(Work request) Copy out the listing below exactly, please, and skip any pictures.

(Input data)

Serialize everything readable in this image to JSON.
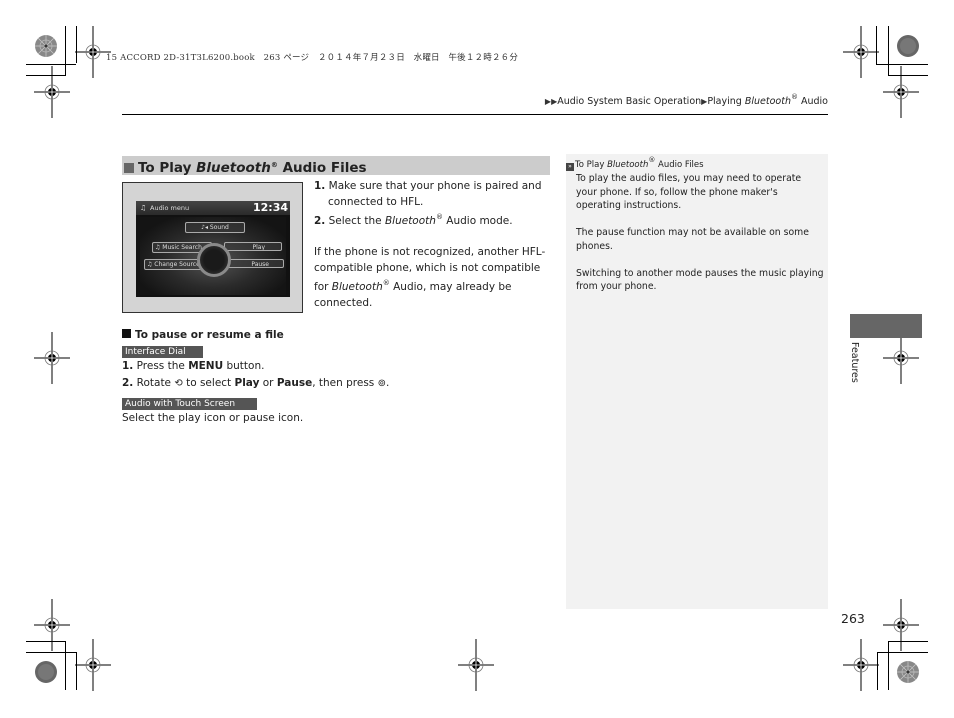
{
  "file_header": "15 ACCORD 2D-31T3L6200.book　263 ページ　２０１４年７月２３日　水曜日　午後１２時２６分",
  "breadcrumb": {
    "arrows": "▶▶",
    "section": "Audio System Basic Operation",
    "sep": "▶",
    "page_prefix": "Playing ",
    "page_italic": "Bluetooth",
    "page_reg": "®",
    "page_suffix": " Audio"
  },
  "section": {
    "title_prefix": "To Play ",
    "title_italic": "Bluetooth",
    "title_reg": "®",
    "title_suffix": " Audio Files"
  },
  "screen": {
    "title": "Audio menu",
    "clock": "12:34",
    "buttons": {
      "sound": "Sound",
      "music_search": "Music Search",
      "play": "Play",
      "change_source": "Change Source",
      "pause": "Pause"
    }
  },
  "steps": {
    "step1_num": "1.",
    "step1_text": "Make sure that your phone is paired and connected to HFL.",
    "step2_num": "2.",
    "step2_prefix": "Select the ",
    "step2_italic": "Bluetooth",
    "step2_reg": "®",
    "step2_suffix": " Audio mode.",
    "note_prefix": "If the phone is not recognized, another HFL-compatible phone, which is not compatible for ",
    "note_italic": "Bluetooth",
    "note_reg": "®",
    "note_suffix": " Audio, may already be connected."
  },
  "pause_section": {
    "title": "To pause or resume a file",
    "tag_dial": "Interface Dial",
    "dial_step1_num": "1.",
    "dial_step1_prefix": "Press the ",
    "dial_step1_bold": "MENU",
    "dial_step1_suffix": " button.",
    "dial_step2_num": "2.",
    "dial_step2_prefix": "Rotate ",
    "dial_step2_mid1": " to select ",
    "dial_step2_bold1": "Play",
    "dial_step2_or": " or ",
    "dial_step2_bold2": "Pause",
    "dial_step2_mid2": ", then press ",
    "dial_step2_end": ".",
    "tag_touch": "Audio with Touch Screen",
    "touch_text": "Select the play icon or pause icon."
  },
  "sidebar": {
    "ref_prefix": "To Play ",
    "ref_italic": "Bluetooth",
    "ref_reg": "®",
    "ref_suffix": " Audio Files",
    "notes": [
      "To play the audio files, you may need to operate your phone. If so, follow the phone maker's operating instructions.",
      "The pause function may not be available on some phones.",
      "Switching to another mode pauses the music playing from your phone."
    ]
  },
  "side_tab": "Features",
  "page_number": "263",
  "colors": {
    "section_head_bg": "#cccccc",
    "tag_bg": "#555555",
    "sidebar_bg": "#f2f2f2",
    "tab_block": "#666666"
  }
}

(Task answer)
Serialize everything readable in this image to JSON.
{
  "file_header": "15 ACCORD 2D-31T3L6200.book　263 ページ　２０１４年７月２３日　水曜日　午後１２時２６分",
  "breadcrumb": {
    "arrows": "▶▶",
    "section": "Audio System Basic Operation",
    "sep": "▶",
    "page_prefix": "Playing ",
    "page_italic": "Bluetooth",
    "page_reg": "®",
    "page_suffix": " Audio"
  },
  "section": {
    "title_prefix": "To Play ",
    "title_italic": "Bluetooth",
    "title_reg": "®",
    "title_suffix": " Audio Files"
  },
  "screen": {
    "title": "Audio menu",
    "clock": "12:34",
    "buttons": {
      "sound": "Sound",
      "music_search": "Music Search",
      "play": "Play",
      "change_source": "Change Source",
      "pause": "Pause"
    }
  },
  "steps": {
    "step1_num": "1.",
    "step1_text": "Make sure that your phone is paired and connected to HFL.",
    "step2_num": "2.",
    "step2_prefix": "Select the ",
    "step2_italic": "Bluetooth",
    "step2_reg": "®",
    "step2_suffix": " Audio mode.",
    "note_prefix": "If the phone is not recognized, another HFL-compatible phone, which is not compatible for ",
    "note_italic": "Bluetooth",
    "note_reg": "®",
    "note_suffix": " Audio, may already be connected."
  },
  "pause_section": {
    "title": "To pause or resume a file",
    "tag_dial": "Interface Dial",
    "dial_step1_num": "1.",
    "dial_step1_prefix": "Press the ",
    "dial_step1_bold": "MENU",
    "dial_step1_suffix": " button.",
    "dial_step2_num": "2.",
    "dial_step2_prefix": "Rotate ",
    "dial_step2_mid1": " to select ",
    "dial_step2_bold1": "Play",
    "dial_step2_or": " or ",
    "dial_step2_bold2": "Pause",
    "dial_step2_mid2": ", then press ",
    "dial_step2_end": ".",
    "tag_touch": "Audio with Touch Screen",
    "touch_text": "Select the play icon or pause icon."
  },
  "sidebar": {
    "ref_prefix": "To Play ",
    "ref_italic": "Bluetooth",
    "ref_reg": "®",
    "ref_suffix": " Audio Files",
    "notes": [
      "To play the audio files, you may need to operate your phone. If so, follow the phone maker's operating instructions.",
      "The pause function may not be available on some phones.",
      "Switching to another mode pauses the music playing from your phone."
    ]
  },
  "side_tab": "Features",
  "page_number": "263",
  "colors": {
    "section_head_bg": "#cccccc",
    "tag_bg": "#555555",
    "sidebar_bg": "#f2f2f2",
    "tab_block": "#666666"
  }
}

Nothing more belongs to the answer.